I was just reading Midmarsh John's latest post Friday morning with his photo of a gorgeous dawn sky holding a crescent moon and I realized that some 7 or so hours after he had taken his picture, I had taken some of the same crescent moon at dawn over here on the other side of the Atlantic. The sky in John's photo has flaming orange clouds with a slim crescent above. Be sure to check it out. The image below is more sedate with rosy fingers reaching for the moon over a dove grey sea and clouds. The rays that converge on the sun like this are called "crepuscular rays".
Ten minutes later, the sun was high enough to illuminate the grey clouds.
I took the last 2 photos above from the sunset balcony, yes the very balcony that has been the site of the 2 most recent projects.

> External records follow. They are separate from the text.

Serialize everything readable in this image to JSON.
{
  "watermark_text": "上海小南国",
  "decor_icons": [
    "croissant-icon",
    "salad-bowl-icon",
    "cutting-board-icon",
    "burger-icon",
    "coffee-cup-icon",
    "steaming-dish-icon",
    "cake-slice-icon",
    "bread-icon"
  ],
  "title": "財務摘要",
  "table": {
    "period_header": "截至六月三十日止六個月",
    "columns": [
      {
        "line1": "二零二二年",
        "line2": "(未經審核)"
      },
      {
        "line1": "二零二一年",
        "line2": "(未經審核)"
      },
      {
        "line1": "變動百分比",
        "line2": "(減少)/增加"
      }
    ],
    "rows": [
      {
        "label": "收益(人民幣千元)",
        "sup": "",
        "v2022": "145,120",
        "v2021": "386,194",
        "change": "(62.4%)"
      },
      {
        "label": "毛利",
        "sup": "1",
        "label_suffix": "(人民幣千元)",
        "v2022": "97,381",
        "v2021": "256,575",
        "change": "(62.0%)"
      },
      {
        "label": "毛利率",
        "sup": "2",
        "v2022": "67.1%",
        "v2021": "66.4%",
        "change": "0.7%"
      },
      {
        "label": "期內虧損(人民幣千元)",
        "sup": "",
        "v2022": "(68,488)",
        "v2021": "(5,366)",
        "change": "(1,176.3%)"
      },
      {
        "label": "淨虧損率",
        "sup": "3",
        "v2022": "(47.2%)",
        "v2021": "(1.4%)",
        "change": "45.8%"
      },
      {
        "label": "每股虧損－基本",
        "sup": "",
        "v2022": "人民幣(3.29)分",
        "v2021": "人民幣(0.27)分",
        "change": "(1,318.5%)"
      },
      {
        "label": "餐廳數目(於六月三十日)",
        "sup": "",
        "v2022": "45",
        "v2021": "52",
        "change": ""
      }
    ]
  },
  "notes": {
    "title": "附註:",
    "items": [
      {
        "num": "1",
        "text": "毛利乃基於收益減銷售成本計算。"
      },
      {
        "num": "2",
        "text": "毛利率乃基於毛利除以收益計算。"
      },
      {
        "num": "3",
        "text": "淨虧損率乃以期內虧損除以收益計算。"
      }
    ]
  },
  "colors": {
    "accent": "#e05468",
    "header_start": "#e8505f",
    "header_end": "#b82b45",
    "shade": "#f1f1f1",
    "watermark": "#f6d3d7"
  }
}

The photo below shows the sunset balcony with the upsidedown roof underneath it and the sunshade above it.
I am really pleased with how the sunshade turned out.

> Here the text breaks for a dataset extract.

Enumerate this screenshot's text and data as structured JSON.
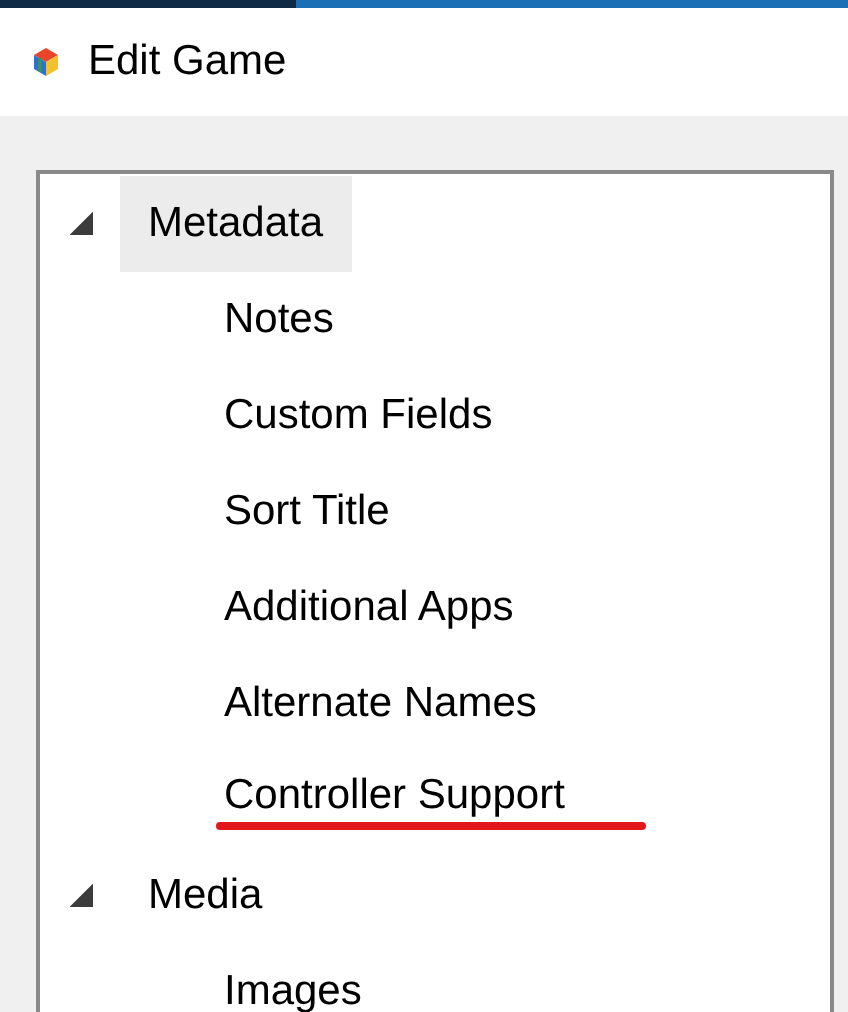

Just look at all that nice shade.
The hot-glue gun worked like a charm to hem the edges of the shade cloth.
I like how the shade cloth lets some light through, so that it doesn't make the inside of the cabana too dark.
Below is a detail showing the hemmed end with the butterfly clip, carabiner and the eyehook screw.

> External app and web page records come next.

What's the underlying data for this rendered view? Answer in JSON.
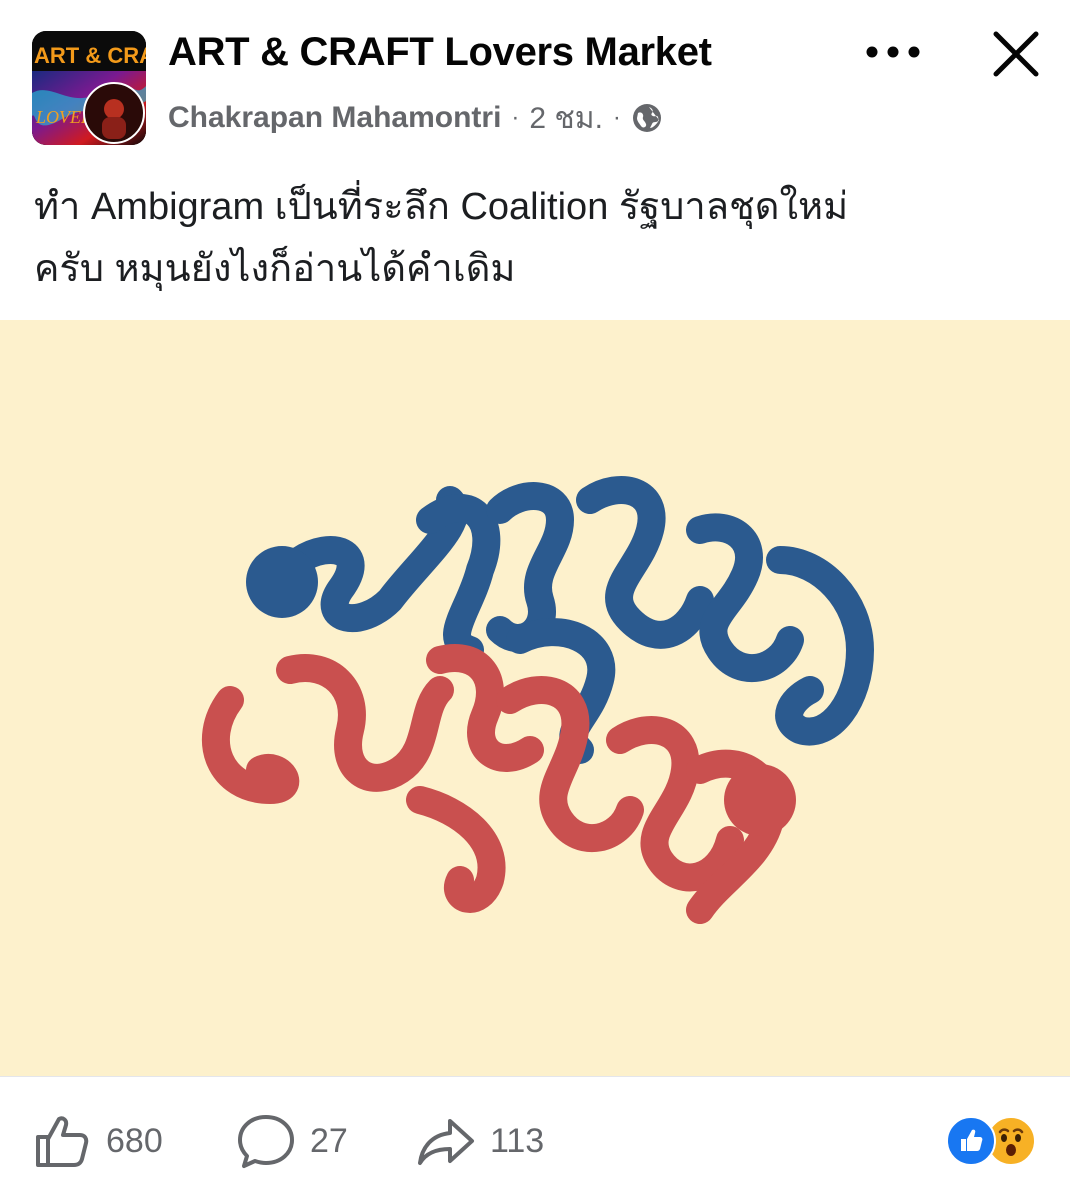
{
  "header": {
    "group_name": "ART & CRAFT Lovers Market",
    "author": "Chakrapan Mahamontri",
    "separator": "·",
    "time": "2 ชม.",
    "privacy_icon": "globe-icon",
    "more_icon": "more-horizontal-icon",
    "close_icon": "close-icon"
  },
  "avatar": {
    "line1": "ART & CRA",
    "line2": "LOVER"
  },
  "post": {
    "caption": "ทำ Ambigram เป็นที่ระลึก Coalition รัฐบาลชุดใหม่\nครับ หมุนยังไงก็อ่านได้คำเดิม",
    "image_colors": {
      "background": "#fdf1cc",
      "blue": "#2b5a8f",
      "red": "#c9504f"
    }
  },
  "footer": {
    "like_count": "680",
    "comment_count": "27",
    "share_count": "113",
    "like_icon": "thumbs-up-icon",
    "comment_icon": "comment-bubble-icon",
    "share_icon": "share-arrow-icon",
    "reactions": [
      "like-reaction-icon",
      "wow-reaction-icon"
    ]
  }
}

It took us not quite 3 days from start to finish for the sunshade project. Amazing how quickly it can go when you have the materials at hand.
|Part 1. Slim crescent moon chased high into the sky by the rising sun.
|Part 2. Coral lining in grey clouds.
I turned to the west and saw that dawn had reached across the heavens with sunrays converging at the spot opposite the sun. Rays like this are called "anticrepuscular rays". Here is nice website that talks about sunrays and how to see them best.
|Part 3. Dawn sunrays in the western sky.
|Come on up!
|Sunshade extending from under the eaves out to the rail of the balcony.
|Twenty-eight minutes past high noon. The shade is quite pleasant.
|I wrapped the cloth under the frame on the south (here) and north ends, and secured it to the frame using eyehooks and carabiners. The hardware is stainless steel to minimize corrosion in the salt air.
|View to the west.
|The carabiners will make it easy to take the cloth down if a storm comes up. I can reach all 11 carabiners without a stool or ladder. I really don't want to be standing on a ladder with the wind whipping around!